Shrink wrap? Never heard of it… For crafting? Really now? Well, bring it on then!
My first thoughts were one of curiosity. A little Google, a little Pinterest… I was hooked! You print something on this film, then you cut it to size and then it goes into the preheated oven. At around 160 degrees, the shape of the craft piece reduces by about half. The once thin, flexible film melts into a solid, stable and significantly thicker form. All sorts of shape variations are possible. If you don't have a printer - like me - you simply draw on the foil. Sounds really easy. Let's go!
... shrink wrap from SKULLPAPER
... colored pens (I used fineliner)
... an inkjet printer (if you want to print the motif)
... your motif idea
and one Oven , for heating the shrink film

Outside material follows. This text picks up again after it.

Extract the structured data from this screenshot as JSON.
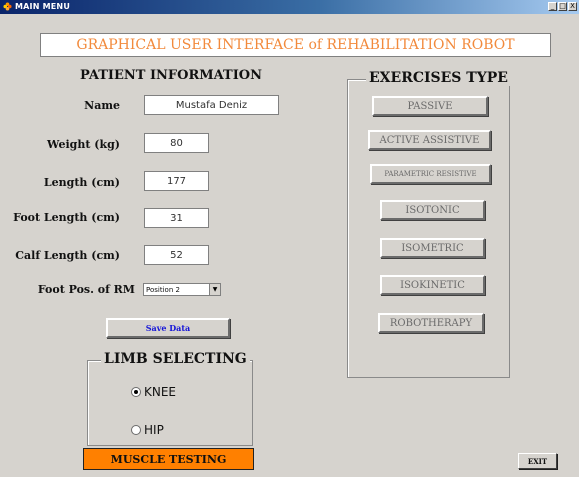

So what should my first project be? With a little skill you could make pendants, necklaces, earrings, even rings with shrink film. It happened that my little cousin was celebrating her birthday - at the sweet age of 13, she was still open to all sorts of knick-knacks. So I forgot my principle of only making useful things and thought about a personalized pendant. To start practicing, I thought I would do something comparatively simple.
As mentioned, I was printerless. So I would have to become artistically active myself. So I drew a few cute animals on the foil with fineliner and cut them out accurately with scissors.
Then things got exciting:
Preheat the oven and put in the shrink wrap. You couldn't look that quickly... oops, the film pulled together in an uncoordinated manner, so that you had to worry that the work of art would be destroyed. But the more uncoordinated the film began to contract in one place, the more controlled it continued in the remaining areas until it had shrunk evenly. This all happened within seconds. The previously large holes that I had previously simply punched and that were intended to attach a key ring had also melted into small, stable depressions. “Great!” I thought.
It takes a bit of practice and experience, I realized: if you leave the foil in the oven for a few seconds too long, you risk that your own work of art can no longer be bent into the correct shape. For example, for a precisely flat trailer, you should take the shrink wrap out of the oven immediately after shrinking and flatten it (I used a spatula). The shrinking process itself is also much faster than stated on the packaging. Attention is required because the time window is smaller than expected. But anyone who has developed a bit of a routine after the third or fourth sample will quickly be bubbling over with new ideas.
I, for one, am very excited and have already thought about other projects (no frills). So: definitely try it out and get creative yourself!